Although the concept for the plot is somewhat unoriginal and overused, Laymon still manages to keep an energetic approach towards the developing storyline with his exaggerated and over-the-top approach to the violence and gore.
The tale shies away from any shocking twists to the storyline and instead chooses to build on the bonds between characters to deliver the sporadic but memorable punches to the tale. This is particularly apparent with the almost unavoidable developing relationship between Jake Corey and Alison Sanders.
With the end in sight, Laymon cranks up the tension as he pulls out the final stand for our manipulative little worm friend.

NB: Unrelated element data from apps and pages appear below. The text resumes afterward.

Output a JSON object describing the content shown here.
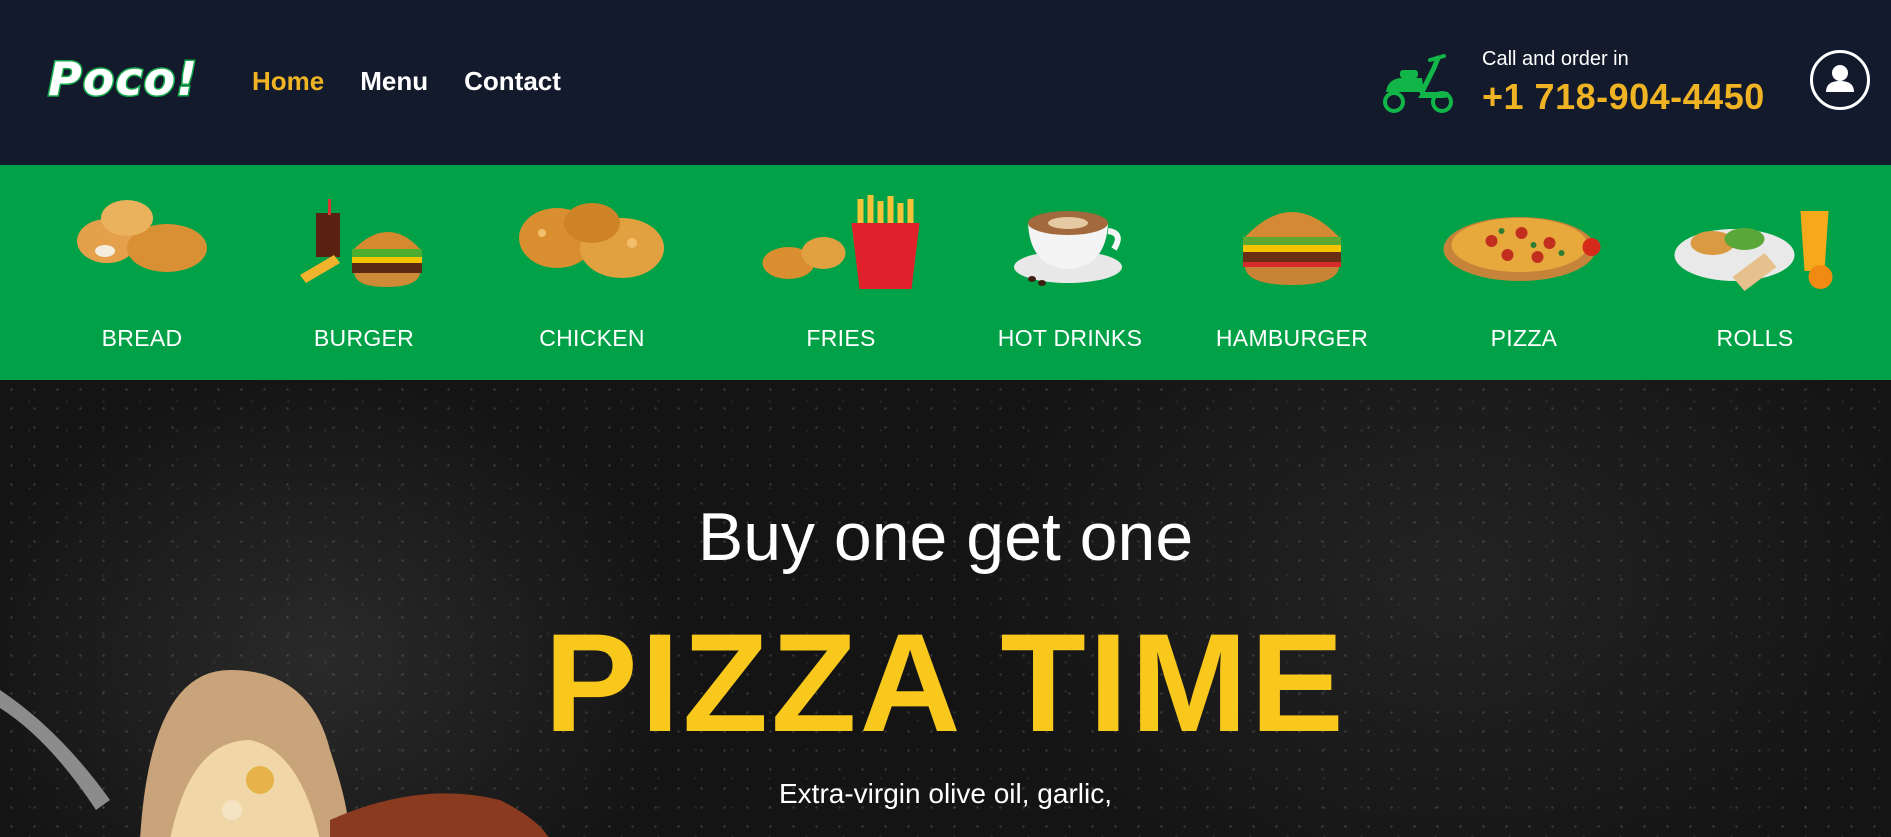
{
  "header": {
    "logo": "Poco!",
    "nav": [
      {
        "label": "Home",
        "active": true
      },
      {
        "label": "Menu",
        "active": false
      },
      {
        "label": "Contact",
        "active": false
      }
    ],
    "call_label": "Call and order in",
    "phone": "+1 718-904-4450",
    "scooter_icon": "scooter-icon",
    "user_icon": "user-icon"
  },
  "categories": [
    {
      "label": "BREAD",
      "icon": "nuggets-icon"
    },
    {
      "label": "BURGER",
      "icon": "burger-combo-icon"
    },
    {
      "label": "CHICKEN",
      "icon": "fried-chicken-icon"
    },
    {
      "label": "FRIES",
      "icon": "fries-icon"
    },
    {
      "label": "HOT DRINKS",
      "icon": "coffee-cup-icon"
    },
    {
      "label": "HAMBURGER",
      "icon": "hamburger-icon"
    },
    {
      "label": "PIZZA",
      "icon": "pizza-icon"
    },
    {
      "label": "ROLLS",
      "icon": "rolls-icon"
    }
  ],
  "hero": {
    "subtitle": "Buy one get one",
    "title": "PIZZA TIME",
    "description": "Extra-virgin olive oil, garlic,"
  },
  "colors": {
    "header_bg": "#121a2c",
    "accent": "#f0b323",
    "green": "#01a247",
    "hero_title": "#f8c81c"
  }
}
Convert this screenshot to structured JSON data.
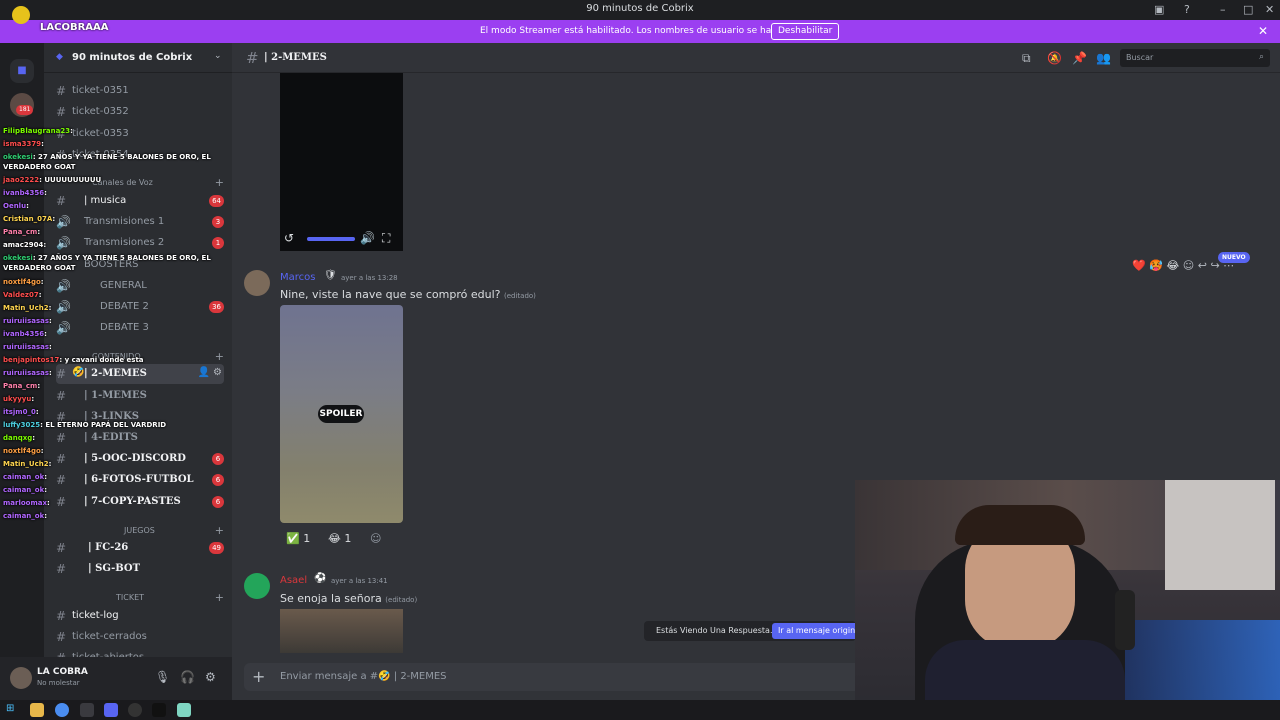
{
  "window": {
    "title": "90 minutos de Cobrix"
  },
  "streamer_banner": {
    "message": "El modo Streamer está habilitado. Los nombres de usuario se han truncado.",
    "disable_label": "Deshabilitar"
  },
  "overlay": {
    "streamer_name": "LACOBRAAA",
    "rail_badge": "181"
  },
  "server": {
    "name": "90 minutos de Cobrix"
  },
  "sidebar": {
    "channels": [
      {
        "label": "ticket-0351"
      },
      {
        "label": "ticket-0352"
      },
      {
        "label": "ticket-0353"
      },
      {
        "label": "ticket-0354"
      }
    ],
    "voice_category": "Canales de Voz",
    "voice": [
      {
        "label": "| musica",
        "badge": "64"
      },
      {
        "label": "Transmisiones 1",
        "badge": "3"
      },
      {
        "label": "Transmisiones 2",
        "badge": "1"
      },
      {
        "label": "BOOSTERS"
      },
      {
        "label": "GENERAL"
      },
      {
        "label": "DEBATE 2",
        "badge": "36"
      },
      {
        "label": "DEBATE 3"
      }
    ],
    "content_category": "CONTENIDO",
    "content": [
      {
        "label": "| 2-MEMES"
      },
      {
        "label": "| 1-MEMES"
      },
      {
        "label": "| 3-LINKS"
      },
      {
        "label": "| 4-EDITS"
      },
      {
        "label": "| 5-OOC-DISCORD",
        "badge": "6"
      },
      {
        "label": "| 6-FOTOS-FUTBOL",
        "badge": "6"
      },
      {
        "label": "| 7-COPY-PASTES",
        "badge": "6"
      }
    ],
    "games_category": "JUEGOS",
    "games": [
      {
        "label": "| FC-26",
        "badge": "49"
      },
      {
        "label": "| SG-BOT"
      }
    ],
    "ticket_category": "TICKET",
    "tickets": [
      {
        "label": "ticket-log"
      },
      {
        "label": "ticket-cerrados"
      },
      {
        "label": "ticket-abiertos"
      }
    ]
  },
  "user": {
    "name": "LA COBRA",
    "status": "No molestar"
  },
  "channel_header": {
    "name": "| 2-MEMES",
    "search_placeholder": "Buscar"
  },
  "messages": [
    {
      "author": "Marcos",
      "time": "ayer a las 13:28",
      "text": "Nine, viste la nave que se compró edul?",
      "edited": "(editado)",
      "spoiler_label": "SPOILER",
      "reactions": [
        {
          "emoji": "✅",
          "count": "1"
        },
        {
          "emoji": "😂",
          "count": "1"
        }
      ]
    },
    {
      "author": "Asael",
      "time": "ayer a las 13:41",
      "text": "Se enoja la señora",
      "edited": "(editado)"
    }
  ],
  "new_badge": "NUEVO",
  "reply_banner": {
    "text": "Estás Viendo Una Respuesta.",
    "button": "Ir al mensaje original"
  },
  "composer": {
    "placeholder": "Enviar mensaje a #🤣 | 2-MEMES"
  },
  "chat_overlay": [
    {
      "user": "FilipBlaugrana23",
      "text": ":",
      "color": "#7cfc00"
    },
    {
      "user": "isma3379",
      "text": ":",
      "color": "#ff4d4d"
    },
    {
      "user": "okekesi",
      "text": ": 27 AÑOS Y YA TIENE 5 BALONES DE ORO, EL",
      "color": "#2ecc71"
    },
    {
      "user": "",
      "text": "VERDADERO GOAT",
      "color": "#ffffff"
    },
    {
      "user": "jaao2222",
      "text": ": UUUUUUUUUU",
      "color": "#ff4d4d"
    },
    {
      "user": "ivanb4356",
      "text": ":",
      "color": "#b066ff"
    },
    {
      "user": "Oenlu",
      "text": ":",
      "color": "#b066ff"
    },
    {
      "user": "Cristian_07A",
      "text": ":",
      "color": "#ffd54f"
    },
    {
      "user": "Pana_cm",
      "text": ":",
      "color": "#ff80ab"
    },
    {
      "user": "amac2904",
      "text": ":",
      "color": "#ffffff"
    },
    {
      "user": "okekesi",
      "text": ": 27 AÑOS Y YA TIENE 5 BALONES DE ORO, EL",
      "color": "#2ecc71"
    },
    {
      "user": "",
      "text": "VERDADERO GOAT",
      "color": "#ffffff"
    },
    {
      "user": "noxtlf4go",
      "text": ":",
      "color": "#ff9f43"
    },
    {
      "user": "Valdez07",
      "text": ":",
      "color": "#ff4d4d"
    },
    {
      "user": "Matin_Uch2",
      "text": ":",
      "color": "#ffd54f"
    },
    {
      "user": "ruiruiisasas",
      "text": ":",
      "color": "#b066ff"
    },
    {
      "user": "ivanb4356",
      "text": ":",
      "color": "#b066ff"
    },
    {
      "user": "ruiruiisasas",
      "text": ":",
      "color": "#b066ff"
    },
    {
      "user": "benjapintos17",
      "text": ": y cavani donde esta",
      "color": "#ff4d4d"
    },
    {
      "user": "ruiruiisasas",
      "text": ":",
      "color": "#b066ff"
    },
    {
      "user": "Pana_cm",
      "text": ":",
      "color": "#ff80ab"
    },
    {
      "user": "ukyyyu",
      "text": ":",
      "color": "#ff4d4d"
    },
    {
      "user": "itsjm0_0",
      "text": ":",
      "color": "#b066ff"
    },
    {
      "user": "luffy3025",
      "text": ": EL ETERNO PAPÁ DEL VARDRID",
      "color": "#4dd0e1"
    },
    {
      "user": "danqxg",
      "text": ":",
      "color": "#7cfc00"
    },
    {
      "user": "noxtlf4go",
      "text": ":",
      "color": "#ff9f43"
    },
    {
      "user": "Matin_Uch2",
      "text": ":",
      "color": "#ffd54f"
    },
    {
      "user": "caiman_ok",
      "text": ":",
      "color": "#b066ff"
    },
    {
      "user": "caiman_ok",
      "text": ":",
      "color": "#b066ff"
    },
    {
      "user": "marloomax",
      "text": ":",
      "color": "#b066ff"
    },
    {
      "user": "caiman_ok",
      "text": ":",
      "color": "#b066ff"
    }
  ]
}
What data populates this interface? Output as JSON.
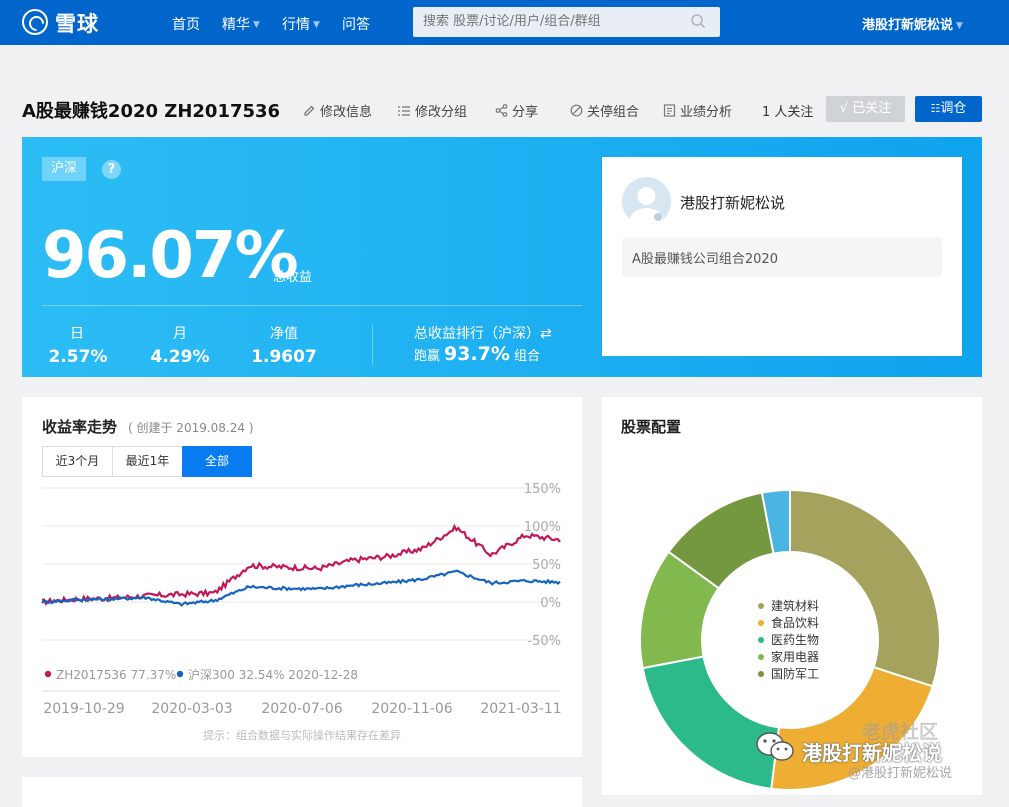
{
  "nav": {
    "logo_text": "雪球",
    "items": [
      {
        "label": "首页",
        "has_caret": false
      },
      {
        "label": "精华",
        "has_caret": true
      },
      {
        "label": "行情",
        "has_caret": true
      },
      {
        "label": "问答",
        "has_caret": false
      }
    ],
    "search_placeholder": "搜索 股票/讨论/用户/组合/群组",
    "user_name": "港股打新妮松说"
  },
  "header": {
    "title": "A股最赚钱2020 ZH2017536",
    "actions": [
      "修改信息",
      "修改分组",
      "分享",
      "关停组合",
      "业绩分析"
    ],
    "followers": "1 人关注",
    "followed_label": "√ 已关注",
    "rebalance_label": "调仓"
  },
  "hero": {
    "market_tag": "沪深",
    "help": "?",
    "total_return": "96.07%",
    "total_return_label": "总收益",
    "stats": [
      {
        "label": "日",
        "value": "2.57%"
      },
      {
        "label": "月",
        "value": "4.29%"
      },
      {
        "label": "净值",
        "value": "1.9607"
      }
    ],
    "rank_label": "总收益排行（沪深）⇄",
    "rank_prefix": "跑赢",
    "rank_value": "93.7%",
    "rank_suffix": "组合",
    "owner_name": "港股打新妮松说",
    "portfolio_desc": "A股最赚钱公司组合2020"
  },
  "return_chart": {
    "title": "收益率走势",
    "created": "( 创建于 2019.08.24 )",
    "ranges": [
      "近3个月",
      "最近1年",
      "全部"
    ],
    "active_range": 2,
    "hint": "提示：组合数据与实际操作结果存在差异"
  },
  "chart_data": [
    {
      "type": "line",
      "x": [
        "2019-10-29",
        "2019-12-10",
        "2020-01-21",
        "2020-03-03",
        "2020-04-14",
        "2020-05-26",
        "2020-07-06",
        "2020-08-17",
        "2020-09-28",
        "2020-11-06",
        "2020-12-08",
        "2020-12-28",
        "2021-01-19",
        "2021-02-09",
        "2021-03-11",
        "2021-04-01"
      ],
      "x_ticks": [
        "2019-10-29",
        "2020-03-03",
        "2020-07-06",
        "2020-11-06",
        "2021-03-11"
      ],
      "y_ticks": [
        "150%",
        "100%",
        "50%",
        "0%",
        "-50%"
      ],
      "ylim": [
        -50,
        150
      ],
      "grid": true,
      "legend_position": "bottom-left",
      "series": [
        {
          "name": "ZH2017536",
          "legend_value": "77.37%",
          "color": "#c2185b",
          "values": [
            0,
            4,
            5,
            8,
            10,
            12,
            48,
            46,
            44,
            55,
            60,
            70,
            98,
            62,
            88,
            82
          ]
        },
        {
          "name": "沪深300",
          "legend_value": "32.54%",
          "legend_date": "2020-12-28",
          "color": "#1565c0",
          "values": [
            0,
            3,
            4,
            6,
            -3,
            2,
            20,
            18,
            17,
            22,
            25,
            30,
            40,
            25,
            28,
            26
          ]
        }
      ]
    },
    {
      "type": "pie",
      "title": "股票配置",
      "donut": true,
      "slices": [
        {
          "label": "建筑材料",
          "value": 30,
          "color": "#a5a25e"
        },
        {
          "label": "食品饮料",
          "value": 22,
          "color": "#eeae33"
        },
        {
          "label": "医药生物",
          "value": 20,
          "color": "#2dba8a"
        },
        {
          "label": "家用电器",
          "value": 13,
          "color": "#82b94f"
        },
        {
          "label": "国防军工",
          "value": 12,
          "color": "#74983f"
        },
        {
          "label": "",
          "value": 3,
          "color": "#4ab5e2"
        }
      ]
    }
  ],
  "watermark": {
    "line1": "老虎社区",
    "line2": "港股打新妮松说",
    "line3": "@港股打新妮松说"
  }
}
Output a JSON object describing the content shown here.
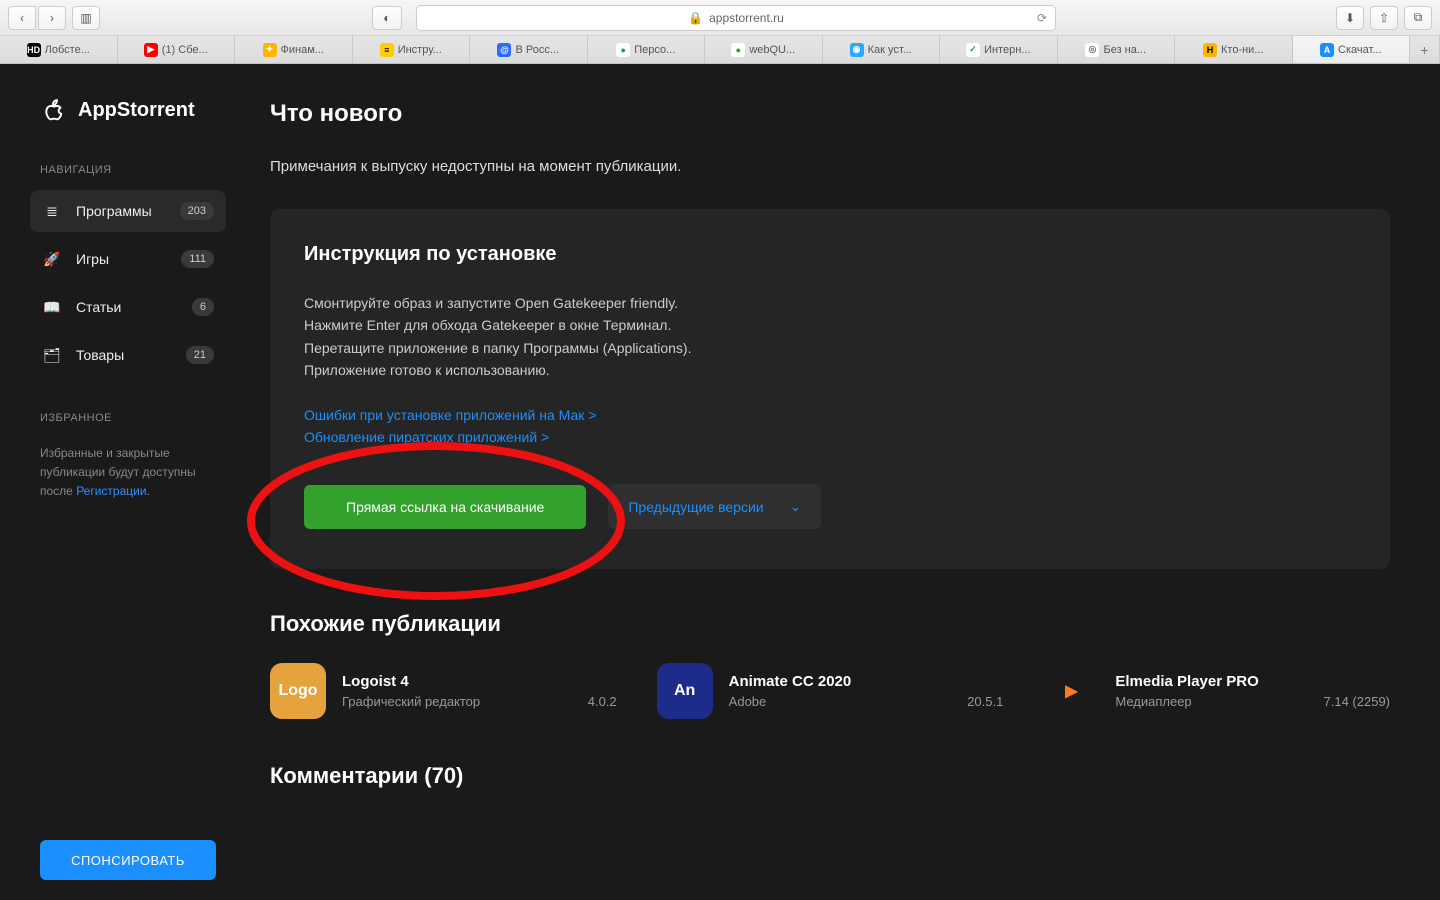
{
  "browser": {
    "url": "appstorrent.ru",
    "tabs": [
      {
        "fav_bg": "#000",
        "fav_fg": "#fff",
        "fav": "HD",
        "label": "Лобсте..."
      },
      {
        "fav_bg": "#ff0000",
        "fav_fg": "#fff",
        "fav": "▶",
        "label": "(1) Сбе..."
      },
      {
        "fav_bg": "#ffb400",
        "fav_fg": "#fff",
        "fav": "✦",
        "label": "Финам..."
      },
      {
        "fav_bg": "#ffcc00",
        "fav_fg": "#000",
        "fav": "≡",
        "label": "Инстру..."
      },
      {
        "fav_bg": "#2d6bff",
        "fav_fg": "#fff",
        "fav": "@",
        "label": "В Росс..."
      },
      {
        "fav_bg": "#fff",
        "fav_fg": "#22a03d",
        "fav": "●",
        "label": "Персо..."
      },
      {
        "fav_bg": "#fff",
        "fav_fg": "#22a03d",
        "fav": "●",
        "label": "webQU..."
      },
      {
        "fav_bg": "#2aa8ff",
        "fav_fg": "#fff",
        "fav": "◉",
        "label": "Как уст..."
      },
      {
        "fav_bg": "#fff",
        "fav_fg": "#22a03d",
        "fav": "✓",
        "label": "Интерн..."
      },
      {
        "fav_bg": "#fff",
        "fav_fg": "#777",
        "fav": "◎",
        "label": "Без на..."
      },
      {
        "fav_bg": "#ffb400",
        "fav_fg": "#000",
        "fav": "H",
        "label": "Кто-ни..."
      },
      {
        "fav_bg": "#1b8fff",
        "fav_fg": "#fff",
        "fav": "A",
        "label": "Скачат...",
        "active": true
      }
    ]
  },
  "site": {
    "brand": "AppStorrent",
    "nav_heading": "НАВИГАЦИЯ",
    "fav_heading": "ИЗБРАННОЕ",
    "nav": [
      {
        "icon": "≣",
        "label": "Программы",
        "badge": "203",
        "active": true
      },
      {
        "icon": "🚀",
        "label": "Игры",
        "badge": "111"
      },
      {
        "icon": "📖",
        "label": "Статьи",
        "badge": "6"
      },
      {
        "icon": "🗂",
        "label": "Товары",
        "badge": "21"
      }
    ],
    "fav_text_a": "Избранные и закрытые публикации будут доступны после ",
    "fav_link": "Регистрации",
    "fav_text_b": ".",
    "sponsor": "СПОНСИРОВАТЬ"
  },
  "content": {
    "whatsnew_title": "Что нового",
    "whatsnew_text": "Примечания к выпуску недоступны на момент публикации.",
    "install_title": "Инструкция по установке",
    "install_steps": "Смонтируйте образ и запустите Open Gatekeeper friendly.\nНажмите Enter для обхода Gatekeeper в окне Терминал.\nПеретащите приложение в папку Программы (Applications).\nПриложение готово к использованию.",
    "install_link1": "Ошибки при установке приложений на Мак >",
    "install_link2": "Обновление пиратских приложений >",
    "download_btn": "Прямая ссылка на скачивание",
    "prev_btn": "Предыдущие версии",
    "similar_title": "Похожие публикации",
    "cards": [
      {
        "icon_bg": "#e6a23c",
        "icon_txt": "Logo",
        "title": "Logoist 4",
        "sub": "Графический редактор",
        "ver": "4.0.2"
      },
      {
        "icon_bg": "#1d2b8a",
        "icon_txt": "An",
        "title": "Animate CC 2020",
        "sub": "Adobe",
        "ver": "20.5.1"
      },
      {
        "icon_bg": "#1a1a1a",
        "icon_txt": "▶",
        "icon_fg": "#ff7a18",
        "title": "Elmedia Player PRO",
        "sub": "Медиаплеер",
        "ver": "7.14 (2259)"
      }
    ],
    "comments_title": "Комментарии (70)"
  }
}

The setting for this is utterly predictable, but still delivers the edge-of-the-seat tension that is needed to keep the storyline on track. With the ending playing away almost on auto-pilot, Laymon wraps up the tale with this simple but uninspired conclusion.
Disappointingly, Laymon leaves a number of questions in the air, such as “Where the hell did these worms come from?”, “Are there any more of them slithering around the place looking for new hosts?” and “How on earth did the eggs come about if there isn’t another snake-thing out there?”. Surprisingly, Laymon instead spends the last few pages of the tale setting down the concluding emotional states and relationship developments for our two new lovers rather than addressing this immediately obvious questions.
The tale as a whole is fast paced throughout with regular bursts of outrageous violence that will keep even the most hardened splatterpunk fan happy. Laymon avoids any sort of gritty nature to the novel and instead plays more with a ‘Romero’ style comic book approach that gives the tale a entertainingly colourful and exaggerated feel to it.
The novel runs for a total of 333 pages.
© DLS Reviews